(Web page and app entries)
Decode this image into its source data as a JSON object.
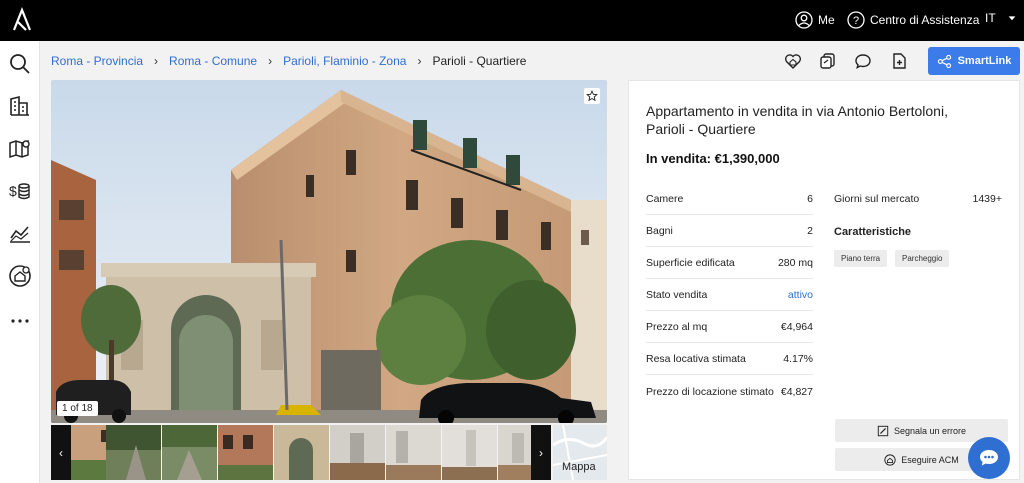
{
  "header": {
    "me_label": "Me",
    "help_label": "Centro di Assistenza",
    "lang_label": "IT"
  },
  "breadcrumb": {
    "items": [
      "Roma - Provincia",
      "Roma - Comune",
      "Parioli, Flaminio - Zona"
    ],
    "current": "Parioli - Quartiere",
    "separator": "›"
  },
  "toolbar": {
    "smartlink_label": "SmartLink"
  },
  "gallery": {
    "counter": "1 of 18",
    "map_label": "Mappa",
    "prev": "‹",
    "next": "›"
  },
  "listing": {
    "title": "Appartamento in vendita in via Antonio Bertoloni, Parioli - Quartiere",
    "price": "In vendita: €1,390,000",
    "rows": [
      {
        "label": "Camere",
        "value": "6"
      },
      {
        "label": "Bagni",
        "value": "2"
      },
      {
        "label": "Superficie edificata",
        "value": "280 mq"
      },
      {
        "label": "Stato vendita",
        "value": "attivo"
      },
      {
        "label": "Prezzo al mq",
        "value": "€4,964"
      },
      {
        "label": "Resa locativa stimata",
        "value": "4.17%"
      },
      {
        "label": "Prezzo di locazione stimato",
        "value": "€4,827"
      }
    ],
    "days_label": "Giorni sul mercato",
    "days_value": "1439+",
    "features_title": "Caratteristiche",
    "features": [
      "Piano terra",
      "Parcheggio"
    ],
    "report_label": "Segnala un errore",
    "acm_label": "Eseguire ACM"
  },
  "colors": {
    "accent": "#3b7bea",
    "link": "#2f6fd1",
    "topbar": "#000000"
  }
}
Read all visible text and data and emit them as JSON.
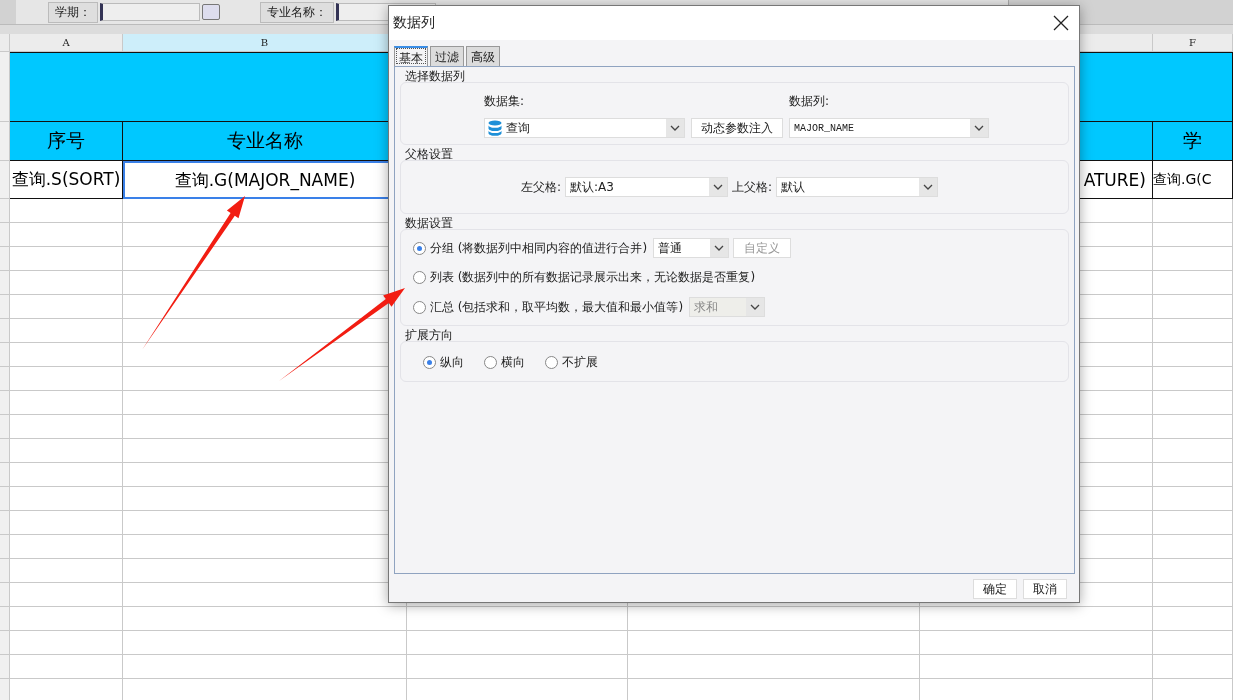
{
  "toolbar": {
    "fields": [
      {
        "label": "学期："
      },
      {
        "label": "专业名称："
      }
    ]
  },
  "sheet": {
    "column_headers": [
      {
        "label": "A",
        "selected": false
      },
      {
        "label": "B",
        "selected": true
      },
      {
        "label": "F",
        "selected": false
      }
    ],
    "titles": [
      "序号",
      "专业名称",
      "学"
    ],
    "cells": [
      {
        "text": "查询.S(SORT)",
        "selected": false
      },
      {
        "text": "查询.G(MAJOR_NAME)",
        "selected": true
      },
      {
        "text": "ATURE)",
        "selected": false
      },
      {
        "text": "查询.G(C",
        "selected": false
      }
    ]
  },
  "dialog": {
    "title": "数据列",
    "tabs": [
      {
        "label": "基本",
        "selected": true
      },
      {
        "label": "过滤",
        "selected": false
      },
      {
        "label": "高级",
        "selected": false
      }
    ],
    "data_column": {
      "title": "选择数据列",
      "dataset_label": "数据集:",
      "dataset_value": "查询",
      "inject_button": "动态参数注入",
      "column_label": "数据列:",
      "column_value": "MAJOR_NAME"
    },
    "parent_cell": {
      "title": "父格设置",
      "left_label": "左父格:",
      "left_value": "默认:A3",
      "top_label": "上父格:",
      "top_value": "默认"
    },
    "data_setting": {
      "title": "数据设置",
      "options": [
        {
          "label": "分组 (将数据列中相同内容的值进行合并)",
          "selected": true,
          "select_value": "普通",
          "select_disabled": false,
          "button": "自定义",
          "button_disabled": true
        },
        {
          "label": "列表 (数据列中的所有数据记录展示出来，无论数据是否重复)",
          "selected": false
        },
        {
          "label": "汇总 (包括求和，取平均数，最大值和最小值等)",
          "selected": false,
          "select_value": "求和",
          "select_disabled": true
        }
      ]
    },
    "expand": {
      "title": "扩展方向",
      "options": [
        {
          "label": "纵向",
          "selected": true
        },
        {
          "label": "横向",
          "selected": false
        },
        {
          "label": "不扩展",
          "selected": false
        }
      ]
    },
    "buttons": [
      "确定",
      "取消"
    ]
  }
}
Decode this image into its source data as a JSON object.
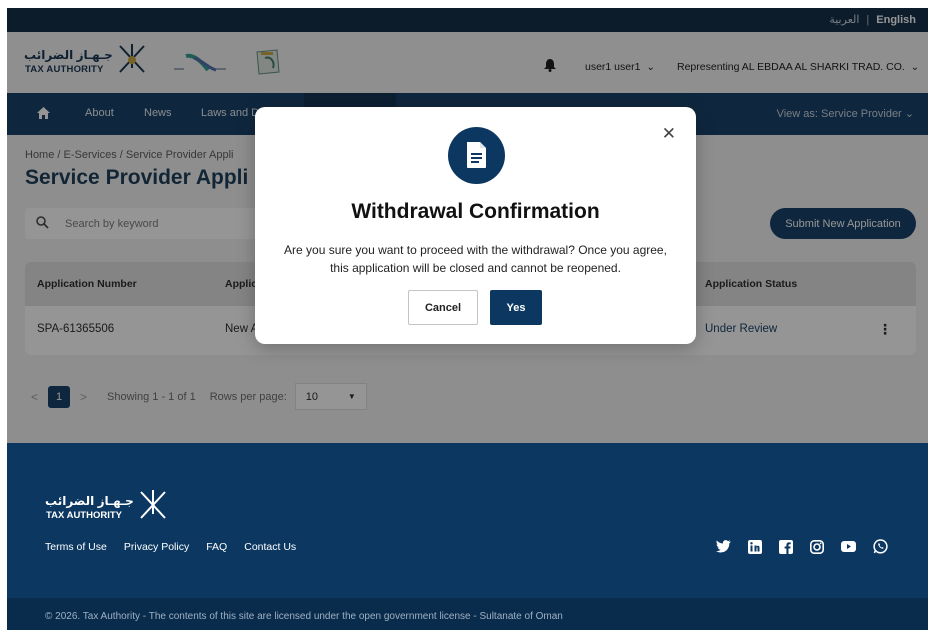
{
  "lang": {
    "arabic": "العربية",
    "separator": "|",
    "english": "English"
  },
  "header": {
    "logo_arabic": "جـهـاز الضرائب",
    "logo_english": "TAX AUTHORITY",
    "user_name": "user1 user1",
    "representing": "Representing AL EBDAA AL SHARKI TRAD. CO."
  },
  "nav": {
    "items": [
      "About",
      "News",
      "Laws and D"
    ],
    "view_as": "View as: Service Provider"
  },
  "content": {
    "breadcrumb": "Home / E-Services / Service Provider Appli",
    "title": "Service Provider Appli",
    "search_placeholder": "Search by keyword",
    "submit_label": "Submit New Application"
  },
  "table": {
    "headers": [
      "Application Number",
      "Applic",
      "Application Status"
    ],
    "rows": [
      {
        "number": "SPA-61365506",
        "type": "New A",
        "status": "Under Review"
      }
    ]
  },
  "pagination": {
    "current_page": "1",
    "showing": "Showing 1 - 1 of 1",
    "rows_label": "Rows per page:",
    "rows_value": "10"
  },
  "modal": {
    "title": "Withdrawal Confirmation",
    "message": "Are you sure you want to proceed with the withdrawal? Once you agree, this application will be closed and cannot be reopened.",
    "cancel_label": "Cancel",
    "yes_label": "Yes",
    "close_glyph": "✕"
  },
  "footer": {
    "logo_arabic": "جـهـاز الضرائب",
    "logo_english": "TAX AUTHORITY",
    "links": [
      "Terms of Use",
      "Privacy Policy",
      "FAQ",
      "Contact Us"
    ],
    "social_icons": [
      "twitter-icon",
      "linkedin-icon",
      "facebook-icon",
      "instagram-icon",
      "youtube-icon",
      "whatsapp-icon"
    ],
    "copyright": "© 2026. Tax Authority - The contents of this site are licensed under the open government license - Sultanate of Oman"
  },
  "colors": {
    "primary": "#0b3761",
    "dark_bar": "#06243f",
    "overlay": "#000000"
  }
}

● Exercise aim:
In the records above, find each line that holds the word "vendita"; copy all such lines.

● Task result:
    "title": "Appartamento in vendita in via Antonio Bertoloni, Parioli - Quartiere",
    "price": "In vendita: €1,390,000",
        "label": "Stato vendita",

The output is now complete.